The Supreme Court noted that in 1996 Congress had approved “a system for weeding out patently meritless [asylum] claims and expeditiously removing the aliens making such claims from the country.”
This expedited removal process limited the ability of those seeking asylum to petition federal courts to review decisions made by the Department of Homeland Security on the validity of their claims.
Claimants can, however, avoid the expedited removal process by demonstrating a “credible fear of persecution.” In that case, they are entitled to “full consideration” of their claim in a full-blown removal hearing presided over by a federal immigration judge.
Even if an illegal immigrant’s “credible fear” claim is rejected by an asylum officer, it is still reviewed by a Department of Homeland Security supervisor and may then be appealed to an immigration judge. But the law says courts can’t review the determination by the Department of Homeland Security that an applicant lacks a credible fear of persecution.
In Thuraissigiam’s case, a Department of Homeland Security asylum officer rejected his claim, which was based solely on his assertion that he had been beaten by unknown assailants. This is not a valid ground for receiving asylum. A supervising officer agreed to reject the asylum claim and an immigration judge affirmed that decision.
It wasn’t until Thuraissigiam’s lawyer filed a habeas corpus petition with a federal court that he started claiming he feared persecution based on his Tamil ethnicity and political views. The district court threw out his habeas corpus petition, complying with the federal immigration provision limiting its ability to review the claim.
But the 9th U.S. Circuit Court of Appeals—one of the most liberal appeals courts in the country, with a long record of misapplying or ignoring federal laws it doesn’t like—reversed the district court. The appeals court held that the federal immigration provision violated the Constitution’s Suspension Clause and its Due Process Clause.
The Suspension Clause of Article I, Section 9 holds that the “Writ of Habeas Corpus shall not be suspended, unless when in Cases of Rebellion or Invasion the public Safety may require it.” The Due Process Clause of the Fifth Amendment says that you cannot be “deprived of life, liberty, or property, without due process of law.”
But the Supreme Court disagreed and, once more, overturned the 9th Circuit’s holding.
In an opinion written by Justice Samuel Alito, the Supreme Court said the habeas doctrine provides a means for someone being held illegally by the government to seek release. But Thuraissigiam wasn’t asking to be released from detention; he was asking for a second chance to ask a federal court to approve his asylum claim. Therefore, the expedited removal provision does not violate the Suspension Clause, the Supreme Court ruled.
It’s important to recognize that illegal immigrants don’t have the same due process rights as citizens. For more than 100 years, the Supreme Court has held that the only due process to which illegal immigrants are entitled is what Congress gives them through federal immigration law.
As Alito noted: “The decisions of executive or administrative officers, acting within powers expressly conferred by Congress, are due process of law.” That means that illegal immigrants don’t have to be given access to the courts.

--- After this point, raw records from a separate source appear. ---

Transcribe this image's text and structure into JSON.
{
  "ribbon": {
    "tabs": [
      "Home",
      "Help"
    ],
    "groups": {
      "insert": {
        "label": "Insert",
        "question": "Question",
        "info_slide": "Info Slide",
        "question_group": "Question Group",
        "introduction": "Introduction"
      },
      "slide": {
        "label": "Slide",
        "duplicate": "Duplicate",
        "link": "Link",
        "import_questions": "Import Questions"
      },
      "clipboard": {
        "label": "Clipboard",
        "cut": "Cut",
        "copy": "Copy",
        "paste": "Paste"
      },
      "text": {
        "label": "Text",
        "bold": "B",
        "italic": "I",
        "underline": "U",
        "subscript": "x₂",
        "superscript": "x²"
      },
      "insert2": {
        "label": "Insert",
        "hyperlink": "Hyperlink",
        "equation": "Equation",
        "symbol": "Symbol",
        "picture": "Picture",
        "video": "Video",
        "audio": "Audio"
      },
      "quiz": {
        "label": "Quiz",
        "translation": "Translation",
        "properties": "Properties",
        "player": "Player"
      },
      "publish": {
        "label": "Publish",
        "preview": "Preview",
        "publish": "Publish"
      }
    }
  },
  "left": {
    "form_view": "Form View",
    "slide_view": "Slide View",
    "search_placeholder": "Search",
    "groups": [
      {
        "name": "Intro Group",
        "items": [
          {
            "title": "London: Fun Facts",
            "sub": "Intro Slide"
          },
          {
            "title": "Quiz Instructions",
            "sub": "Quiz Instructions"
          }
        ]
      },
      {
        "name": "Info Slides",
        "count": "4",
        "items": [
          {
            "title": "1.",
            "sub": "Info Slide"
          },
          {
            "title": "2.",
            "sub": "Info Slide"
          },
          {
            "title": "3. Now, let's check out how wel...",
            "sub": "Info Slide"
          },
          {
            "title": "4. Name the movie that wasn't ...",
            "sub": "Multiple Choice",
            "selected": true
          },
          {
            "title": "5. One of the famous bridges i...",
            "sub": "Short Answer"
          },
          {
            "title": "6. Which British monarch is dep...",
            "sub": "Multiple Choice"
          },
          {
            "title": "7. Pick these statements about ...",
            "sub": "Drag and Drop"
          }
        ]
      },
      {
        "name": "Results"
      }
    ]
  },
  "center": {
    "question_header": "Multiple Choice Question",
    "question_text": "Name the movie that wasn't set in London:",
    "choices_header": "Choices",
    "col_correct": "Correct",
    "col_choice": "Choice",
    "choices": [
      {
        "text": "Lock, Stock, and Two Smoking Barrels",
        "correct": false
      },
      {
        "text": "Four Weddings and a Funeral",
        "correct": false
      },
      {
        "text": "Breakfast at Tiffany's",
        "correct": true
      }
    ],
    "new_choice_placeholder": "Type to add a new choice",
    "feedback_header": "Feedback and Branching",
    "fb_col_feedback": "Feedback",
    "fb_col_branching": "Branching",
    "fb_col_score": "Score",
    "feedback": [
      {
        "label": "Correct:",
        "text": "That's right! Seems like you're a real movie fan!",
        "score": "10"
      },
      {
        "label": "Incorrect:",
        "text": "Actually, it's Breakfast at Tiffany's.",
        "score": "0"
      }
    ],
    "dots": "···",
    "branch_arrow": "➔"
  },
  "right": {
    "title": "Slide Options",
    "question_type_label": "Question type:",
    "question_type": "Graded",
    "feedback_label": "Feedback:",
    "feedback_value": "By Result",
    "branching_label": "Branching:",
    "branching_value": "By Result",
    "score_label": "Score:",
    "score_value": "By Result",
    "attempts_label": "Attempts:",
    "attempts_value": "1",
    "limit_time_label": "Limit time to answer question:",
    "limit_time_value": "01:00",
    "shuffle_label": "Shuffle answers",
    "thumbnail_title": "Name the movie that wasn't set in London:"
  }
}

Even liberal Supreme Court Justices Stephen Breyer and Ruth Bader Ginsburg concurred in the judgment, although they limited their opinion just to the facts of this particular case. Justices Sonia Sotomayor and Elena Kagan dissented, saying that the courts should have the ability to review asylum decisions that are arbitrary and capricious or contrary to governing law.
The Supreme Court decision does not interfere with the ability of Congress to change our immigration laws, but makes clear that as long as the laws are on the books it is the job of the federal government to enforce them.